If a line in the data below holds the word "아웃바운드", copy it.

[Supplied information Boundary: Start]

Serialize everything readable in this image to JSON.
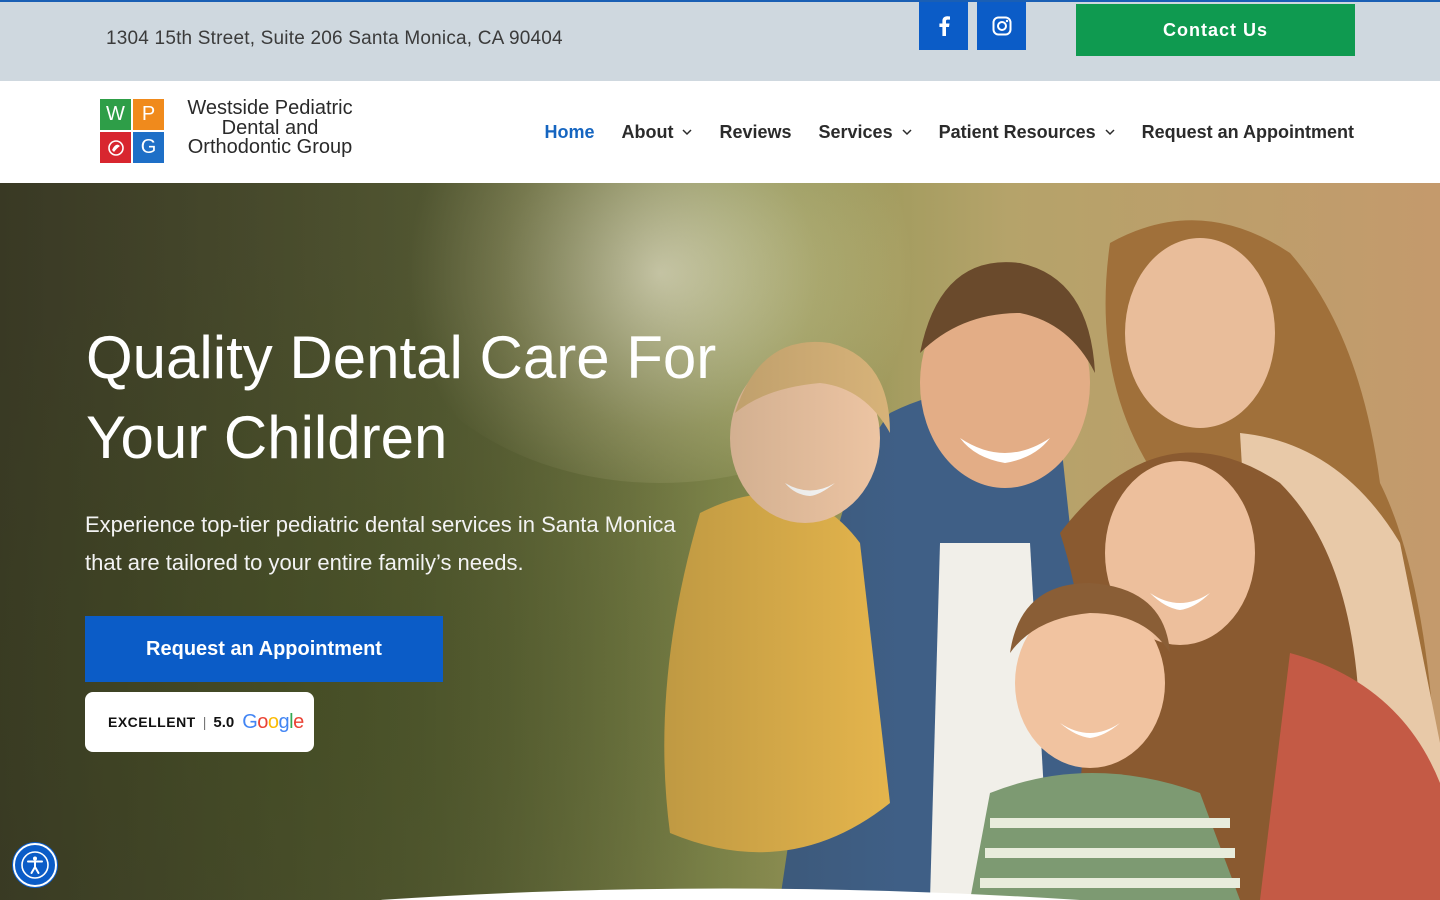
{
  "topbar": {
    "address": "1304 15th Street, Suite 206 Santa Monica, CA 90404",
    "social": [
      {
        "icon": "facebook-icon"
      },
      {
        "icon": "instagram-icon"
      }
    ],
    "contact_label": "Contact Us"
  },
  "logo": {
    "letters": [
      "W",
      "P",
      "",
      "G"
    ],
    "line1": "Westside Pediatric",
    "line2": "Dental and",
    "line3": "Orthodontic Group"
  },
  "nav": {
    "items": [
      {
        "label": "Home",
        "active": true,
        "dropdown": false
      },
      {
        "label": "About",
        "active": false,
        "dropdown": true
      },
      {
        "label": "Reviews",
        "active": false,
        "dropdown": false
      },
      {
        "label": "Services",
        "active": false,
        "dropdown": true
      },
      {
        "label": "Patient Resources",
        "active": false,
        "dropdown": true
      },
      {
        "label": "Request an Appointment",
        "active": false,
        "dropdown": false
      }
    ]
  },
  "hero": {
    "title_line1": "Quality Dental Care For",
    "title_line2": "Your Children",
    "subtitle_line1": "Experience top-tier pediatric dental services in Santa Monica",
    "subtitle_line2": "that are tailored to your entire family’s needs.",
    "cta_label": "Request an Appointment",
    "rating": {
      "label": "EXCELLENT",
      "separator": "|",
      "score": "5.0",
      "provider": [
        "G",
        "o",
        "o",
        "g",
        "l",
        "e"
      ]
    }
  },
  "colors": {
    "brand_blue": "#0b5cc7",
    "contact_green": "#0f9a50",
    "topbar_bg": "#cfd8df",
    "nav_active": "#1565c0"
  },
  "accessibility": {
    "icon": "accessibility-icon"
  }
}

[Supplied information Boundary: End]
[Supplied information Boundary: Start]

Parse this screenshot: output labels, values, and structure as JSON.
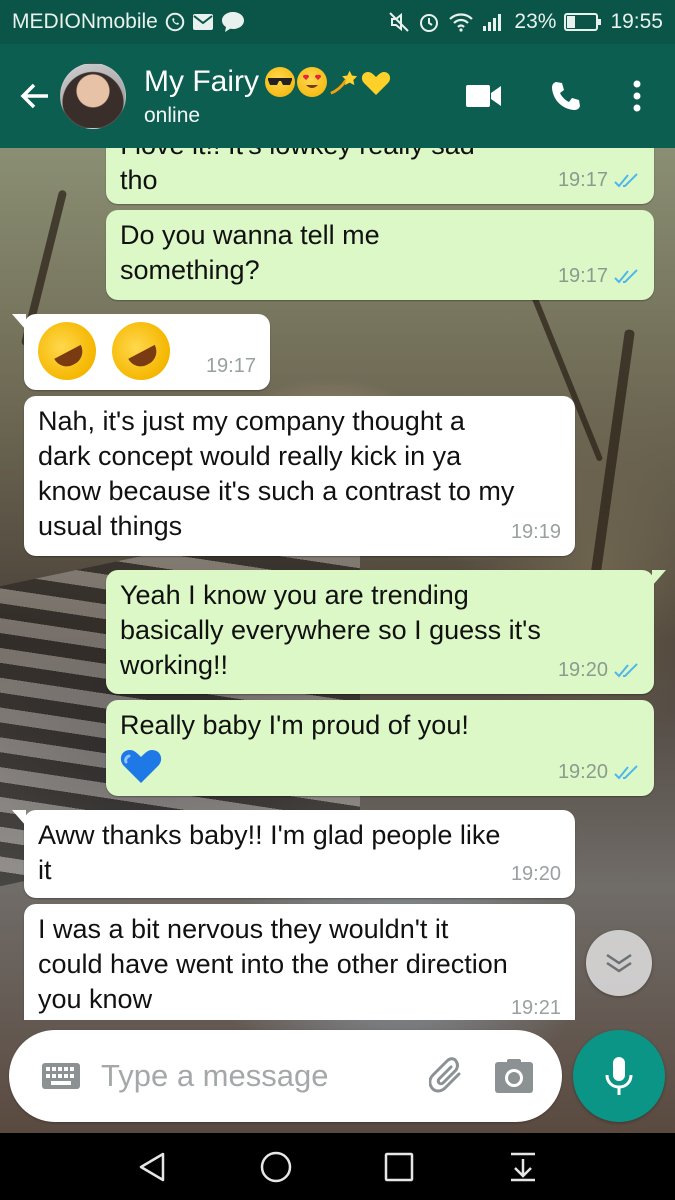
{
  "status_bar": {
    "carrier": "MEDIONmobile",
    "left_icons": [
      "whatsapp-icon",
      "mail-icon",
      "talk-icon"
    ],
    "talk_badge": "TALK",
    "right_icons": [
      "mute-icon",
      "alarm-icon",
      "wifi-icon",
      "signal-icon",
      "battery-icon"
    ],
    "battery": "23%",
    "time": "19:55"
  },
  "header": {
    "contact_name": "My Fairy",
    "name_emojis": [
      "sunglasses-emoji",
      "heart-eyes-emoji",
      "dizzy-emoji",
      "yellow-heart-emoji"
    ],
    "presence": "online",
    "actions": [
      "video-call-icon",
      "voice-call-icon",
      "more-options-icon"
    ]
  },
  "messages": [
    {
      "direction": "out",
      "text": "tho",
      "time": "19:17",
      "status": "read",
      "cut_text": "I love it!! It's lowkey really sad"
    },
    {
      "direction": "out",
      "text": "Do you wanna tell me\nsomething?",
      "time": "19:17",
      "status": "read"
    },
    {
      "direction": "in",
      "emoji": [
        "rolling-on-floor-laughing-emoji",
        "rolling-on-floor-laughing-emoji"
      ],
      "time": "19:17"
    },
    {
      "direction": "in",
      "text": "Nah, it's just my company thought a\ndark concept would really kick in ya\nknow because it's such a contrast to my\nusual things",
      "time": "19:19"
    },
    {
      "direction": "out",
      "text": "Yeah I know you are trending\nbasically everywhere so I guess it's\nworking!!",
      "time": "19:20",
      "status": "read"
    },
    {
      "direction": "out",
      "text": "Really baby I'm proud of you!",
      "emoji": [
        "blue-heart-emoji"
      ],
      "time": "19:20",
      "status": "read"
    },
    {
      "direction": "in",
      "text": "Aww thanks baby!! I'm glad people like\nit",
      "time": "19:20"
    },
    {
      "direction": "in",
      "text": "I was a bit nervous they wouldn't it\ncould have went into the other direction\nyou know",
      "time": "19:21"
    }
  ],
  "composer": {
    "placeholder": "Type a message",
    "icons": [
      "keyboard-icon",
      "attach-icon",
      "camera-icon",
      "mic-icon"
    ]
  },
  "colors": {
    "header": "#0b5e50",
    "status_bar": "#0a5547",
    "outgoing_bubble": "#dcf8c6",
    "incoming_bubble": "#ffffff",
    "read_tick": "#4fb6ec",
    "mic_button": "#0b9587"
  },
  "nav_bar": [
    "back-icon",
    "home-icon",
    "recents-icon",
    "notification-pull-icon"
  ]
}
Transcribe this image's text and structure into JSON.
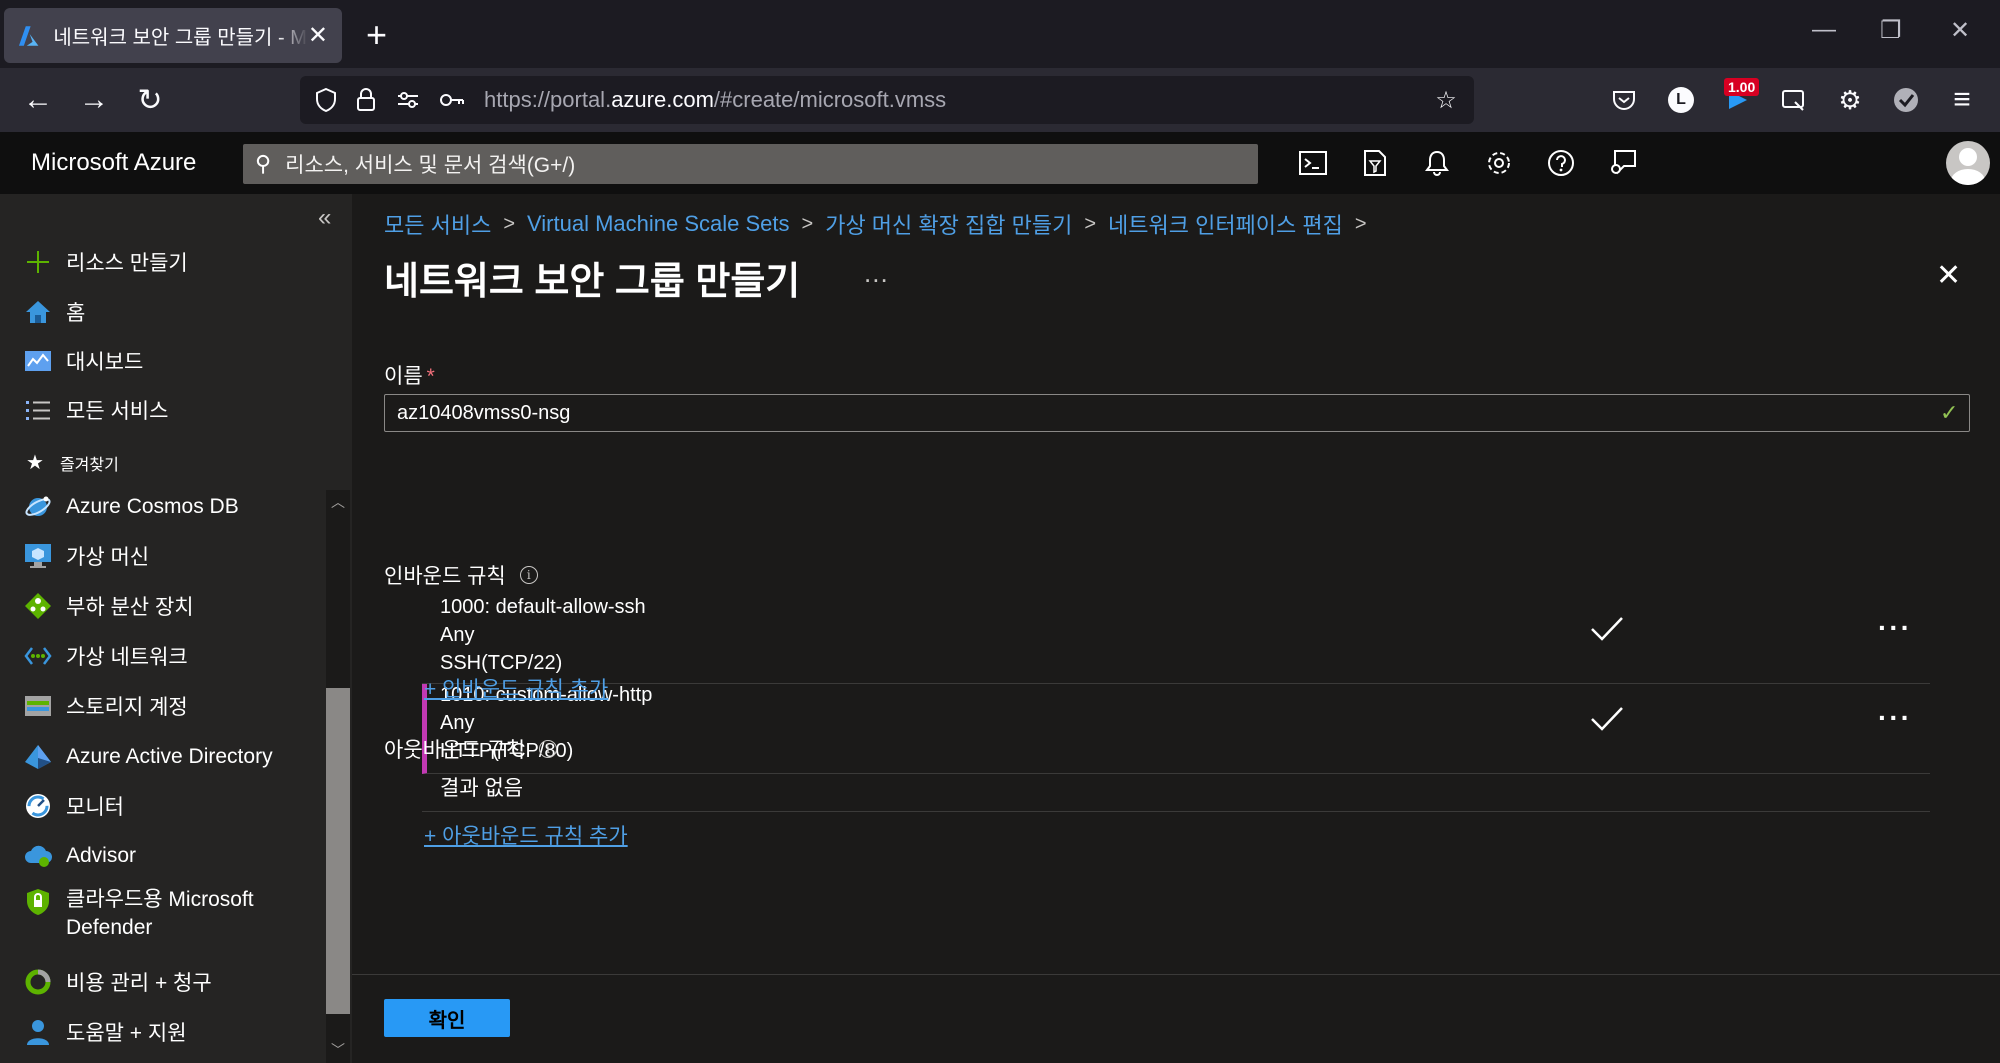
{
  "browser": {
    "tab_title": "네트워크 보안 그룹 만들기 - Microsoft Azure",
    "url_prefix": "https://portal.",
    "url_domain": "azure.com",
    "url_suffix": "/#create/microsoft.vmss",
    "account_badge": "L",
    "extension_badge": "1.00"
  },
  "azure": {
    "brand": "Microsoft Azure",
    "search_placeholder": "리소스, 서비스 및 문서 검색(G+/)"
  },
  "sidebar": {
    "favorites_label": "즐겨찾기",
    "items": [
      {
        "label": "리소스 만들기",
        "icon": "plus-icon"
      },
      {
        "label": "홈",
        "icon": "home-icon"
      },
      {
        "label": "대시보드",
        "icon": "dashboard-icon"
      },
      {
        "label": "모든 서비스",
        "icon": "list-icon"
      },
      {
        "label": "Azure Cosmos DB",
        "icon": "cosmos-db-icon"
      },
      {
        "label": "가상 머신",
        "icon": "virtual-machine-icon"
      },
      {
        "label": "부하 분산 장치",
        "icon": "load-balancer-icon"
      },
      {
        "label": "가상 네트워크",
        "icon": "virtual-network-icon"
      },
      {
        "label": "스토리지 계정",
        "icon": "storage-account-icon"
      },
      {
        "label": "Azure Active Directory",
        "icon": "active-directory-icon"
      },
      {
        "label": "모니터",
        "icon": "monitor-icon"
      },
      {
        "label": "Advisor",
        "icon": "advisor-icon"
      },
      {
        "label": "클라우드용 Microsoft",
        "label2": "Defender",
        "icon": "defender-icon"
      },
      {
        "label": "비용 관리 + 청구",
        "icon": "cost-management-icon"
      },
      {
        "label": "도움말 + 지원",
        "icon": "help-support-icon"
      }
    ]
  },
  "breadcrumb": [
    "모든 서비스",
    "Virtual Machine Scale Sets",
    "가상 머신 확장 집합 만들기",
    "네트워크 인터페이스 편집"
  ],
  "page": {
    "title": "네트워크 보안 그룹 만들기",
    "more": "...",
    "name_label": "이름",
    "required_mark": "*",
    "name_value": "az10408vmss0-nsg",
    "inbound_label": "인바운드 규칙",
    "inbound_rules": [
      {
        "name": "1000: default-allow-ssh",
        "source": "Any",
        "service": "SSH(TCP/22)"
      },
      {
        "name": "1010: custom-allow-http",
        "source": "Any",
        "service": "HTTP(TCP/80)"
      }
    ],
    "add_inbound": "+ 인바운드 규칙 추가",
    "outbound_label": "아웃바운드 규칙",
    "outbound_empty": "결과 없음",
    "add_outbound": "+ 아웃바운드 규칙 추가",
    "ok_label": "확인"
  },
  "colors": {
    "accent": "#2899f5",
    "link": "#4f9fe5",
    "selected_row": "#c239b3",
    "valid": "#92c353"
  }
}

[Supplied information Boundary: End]

### Answer box:
    "outbound_label": "아웃바운드 규칙",
    "add_outbound": "+ 아웃바운드 규칙 추가",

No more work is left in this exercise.